The North Pillar—in particular, the eastern part of it, accessible by easier terrain on the Northeast Face—has received its fair share of attention all the while. Several parties have fixed their sights on it over the past 20 years, including one in 2003 and another in 2005, only to come away empty-handed.
More often than not, those with aspirations to climb the North Pillar of Tengkangpoche have left without ever stepping foot on it, due to poor conditions, inclement weather, alternative objectives seducing them, or a combination of all three. This happened to a French team in 2004, as well as to German alpinist Ines Papert and Swiss alpinist-photographer Thomas Senf in 2013.
Among other climbers to have attempted the mountain is Canadian ice-climber Will Gadd.
For nearly 15 years, the most promising effort on the North Pillar was for that of Canadian climbers Paul Bride, John Furneaux, and Matt Maddaloni in 2006. Climbing in expedition style with many fixed ropes, the trio reached 5,800 meters up the center of the pillar after nine days of climbing.
Their highpoint lasted until 2019, when Roberts and the young Juho Knuutilla arrived in Nepal hungry to leave a mark.

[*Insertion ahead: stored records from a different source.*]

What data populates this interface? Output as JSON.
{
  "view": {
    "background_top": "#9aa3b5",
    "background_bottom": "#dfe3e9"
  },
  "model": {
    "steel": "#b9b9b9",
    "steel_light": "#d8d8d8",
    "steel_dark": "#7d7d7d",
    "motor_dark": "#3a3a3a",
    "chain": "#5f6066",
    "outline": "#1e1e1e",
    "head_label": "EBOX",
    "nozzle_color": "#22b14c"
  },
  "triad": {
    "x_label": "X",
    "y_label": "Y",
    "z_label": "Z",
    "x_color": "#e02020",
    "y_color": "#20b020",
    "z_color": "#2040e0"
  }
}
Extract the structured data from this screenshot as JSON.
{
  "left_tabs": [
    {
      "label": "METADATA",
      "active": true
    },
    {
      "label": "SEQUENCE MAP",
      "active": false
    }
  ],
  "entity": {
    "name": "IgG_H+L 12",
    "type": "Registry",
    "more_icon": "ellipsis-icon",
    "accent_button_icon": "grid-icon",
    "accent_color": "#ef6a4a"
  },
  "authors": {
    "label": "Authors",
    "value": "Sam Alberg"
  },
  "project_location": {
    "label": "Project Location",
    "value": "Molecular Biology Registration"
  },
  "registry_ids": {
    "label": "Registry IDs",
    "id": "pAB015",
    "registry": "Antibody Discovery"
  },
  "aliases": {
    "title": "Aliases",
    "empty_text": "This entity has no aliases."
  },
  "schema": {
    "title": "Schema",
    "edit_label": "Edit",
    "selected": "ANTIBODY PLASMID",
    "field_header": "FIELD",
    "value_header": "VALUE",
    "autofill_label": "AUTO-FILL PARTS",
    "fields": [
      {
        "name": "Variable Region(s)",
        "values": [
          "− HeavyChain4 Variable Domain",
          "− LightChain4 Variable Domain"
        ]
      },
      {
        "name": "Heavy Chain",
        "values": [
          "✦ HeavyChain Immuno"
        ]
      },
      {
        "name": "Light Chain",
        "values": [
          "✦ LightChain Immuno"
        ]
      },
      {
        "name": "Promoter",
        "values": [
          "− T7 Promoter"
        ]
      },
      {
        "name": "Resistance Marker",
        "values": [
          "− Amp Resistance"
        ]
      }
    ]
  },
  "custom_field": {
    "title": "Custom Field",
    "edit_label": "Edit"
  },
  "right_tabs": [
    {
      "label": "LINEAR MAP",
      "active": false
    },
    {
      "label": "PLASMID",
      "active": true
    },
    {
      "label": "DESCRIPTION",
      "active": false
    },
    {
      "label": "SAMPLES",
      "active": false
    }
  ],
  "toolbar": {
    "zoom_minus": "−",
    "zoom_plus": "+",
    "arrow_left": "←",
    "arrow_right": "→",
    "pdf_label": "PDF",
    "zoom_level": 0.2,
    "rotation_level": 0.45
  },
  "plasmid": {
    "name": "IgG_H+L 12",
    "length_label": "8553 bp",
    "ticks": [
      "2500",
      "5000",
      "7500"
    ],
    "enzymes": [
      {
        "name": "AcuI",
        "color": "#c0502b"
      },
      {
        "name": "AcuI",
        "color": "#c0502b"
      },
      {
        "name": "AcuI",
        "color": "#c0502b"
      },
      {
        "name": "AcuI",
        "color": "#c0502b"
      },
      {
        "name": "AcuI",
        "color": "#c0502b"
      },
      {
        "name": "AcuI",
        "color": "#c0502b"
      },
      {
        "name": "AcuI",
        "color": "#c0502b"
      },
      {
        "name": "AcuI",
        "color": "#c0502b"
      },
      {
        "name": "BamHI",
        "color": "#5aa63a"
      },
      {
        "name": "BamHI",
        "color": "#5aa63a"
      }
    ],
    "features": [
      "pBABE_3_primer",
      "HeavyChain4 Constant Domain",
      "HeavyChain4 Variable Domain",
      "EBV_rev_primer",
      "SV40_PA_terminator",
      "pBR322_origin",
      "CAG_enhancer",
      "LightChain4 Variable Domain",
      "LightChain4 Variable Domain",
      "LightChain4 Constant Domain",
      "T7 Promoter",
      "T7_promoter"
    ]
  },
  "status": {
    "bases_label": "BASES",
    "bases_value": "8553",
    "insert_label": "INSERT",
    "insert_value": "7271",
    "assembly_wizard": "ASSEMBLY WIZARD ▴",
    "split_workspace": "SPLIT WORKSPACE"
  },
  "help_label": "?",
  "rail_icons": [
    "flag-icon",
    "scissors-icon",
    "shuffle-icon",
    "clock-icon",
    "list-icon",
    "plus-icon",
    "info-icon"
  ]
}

After scrapping their original plans to try the first ascent of the North Face of Chamlang—as the Czech alpinists Marek Holeček and Zdeněk “Hook” Hák beat them to the punch—Roberts and Knuutilla decided to try Tengkangpoche’s North Pillar.
Even above their highpoint, though, unknowns lie in wait.
“The altitude was 5,930m and the rock ahead [was] compact, completely devoid of cracks and unclimbable by pure means. Everywhere around us looked the same. Maybe sometimes there is ice, maybe not. Maybe there is another way, maybe not. The crux turned out to be right at the top of the pillar after all. Thus far, we had encountered difficulties up to 5.11 A3 M7,” Knuutilla wrote in the 2020 American Alpine Journal.
Roberts concurs with Knuutilla’s assessment. “There’s definitely still a huge question mark,” he says.
Knuutilla told Roberts that he had had his fill of Tengkangpoche, which is how Huey entered the equation. Huey and Roberts drew up multiple plans of attack for the upper headwall that turned Roberts and Knuutilla around in 2019, but never got high enough to test any of them.
Despite the complexity of Tengkangpoche’s North Pillar and two failed attempts, Roberts is undeterred and remains under the mountain’s spell. “You have to be really good at all the types of climbing to pull it off quickly, efficiently, and well, so it’s the ultimate challenge for me,” he says.
Others, including Colin Haley, have contacted Roberts about the North Pillar, curious about it and the possibility of teaming up, he says. But he and Huey are in it together now, already scheming for a return trip. They hope to come back fitter, stronger, faster.
“I got a message from Conrad Anker after I said we bailed again,” Roberts says. “Conrad said that for him two out of three trips to the Himalayas are always failures.” Case in point, the Shark’s Fin on Meru.
“So now I think I need to go back and finally do it the third time,” Roberts says with a chuckle.